Data records for software interfaces:
---
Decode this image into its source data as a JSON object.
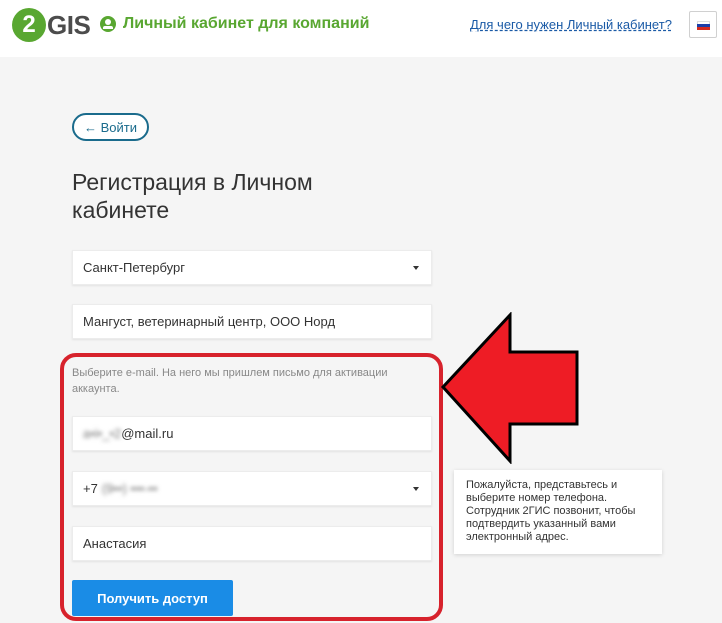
{
  "header": {
    "logo_text": "GIS",
    "logo_number": "2",
    "cabinet_title": "Личный кабинет для компаний",
    "why_link": "Для чего нужен Личный кабинет?",
    "lang_flag": "russia-flag-icon"
  },
  "back_button": "← Войти",
  "page_title": "Регистрация в Личном кабинете",
  "form": {
    "city_value": "Санкт-Петербург",
    "company_value": "Мангуст, ветеринарный центр, ООО Норд",
    "email_hint": "Выберите e-mail. На него мы пришлем письмо для активации аккаунта.",
    "email_visible": "@mail.ru",
    "phone_prefix": "+7",
    "name_value": "Анастасия",
    "submit_label": "Получить доступ"
  },
  "tooltip": "Пожалуйста, представьтесь и выберите номер телефона. Сотрудник 2ГИС позвонит, чтобы подтвердить указанный вами электронный адрес.",
  "colors": {
    "brand_green": "#59a731",
    "link_blue": "#1a5aa6",
    "button_blue": "#1a8ce6",
    "annotation_red": "#d7222c"
  }
}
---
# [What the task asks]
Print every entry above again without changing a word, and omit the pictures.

# [Result for this task]
Decode this image into its source data as a JSON object.
{
  "header": {
    "logo_text": "GIS",
    "logo_number": "2",
    "cabinet_title": "Личный кабинет для компаний",
    "why_link": "Для чего нужен Личный кабинет?",
    "lang_flag": "russia-flag-icon"
  },
  "back_button": "← Войти",
  "page_title": "Регистрация в Личном кабинете",
  "form": {
    "city_value": "Санкт-Петербург",
    "company_value": "Мангуст, ветеринарный центр, ООО Норд",
    "email_hint": "Выберите e-mail. На него мы пришлем письмо для активации аккаунта.",
    "email_visible": "@mail.ru",
    "phone_prefix": "+7",
    "name_value": "Анастасия",
    "submit_label": "Получить доступ"
  },
  "tooltip": "Пожалуйста, представьтесь и выберите номер телефона. Сотрудник 2ГИС позвонит, чтобы подтвердить указанный вами электронный адрес.",
  "colors": {
    "brand_green": "#59a731",
    "link_blue": "#1a5aa6",
    "button_blue": "#1a8ce6",
    "annotation_red": "#d7222c"
  }
}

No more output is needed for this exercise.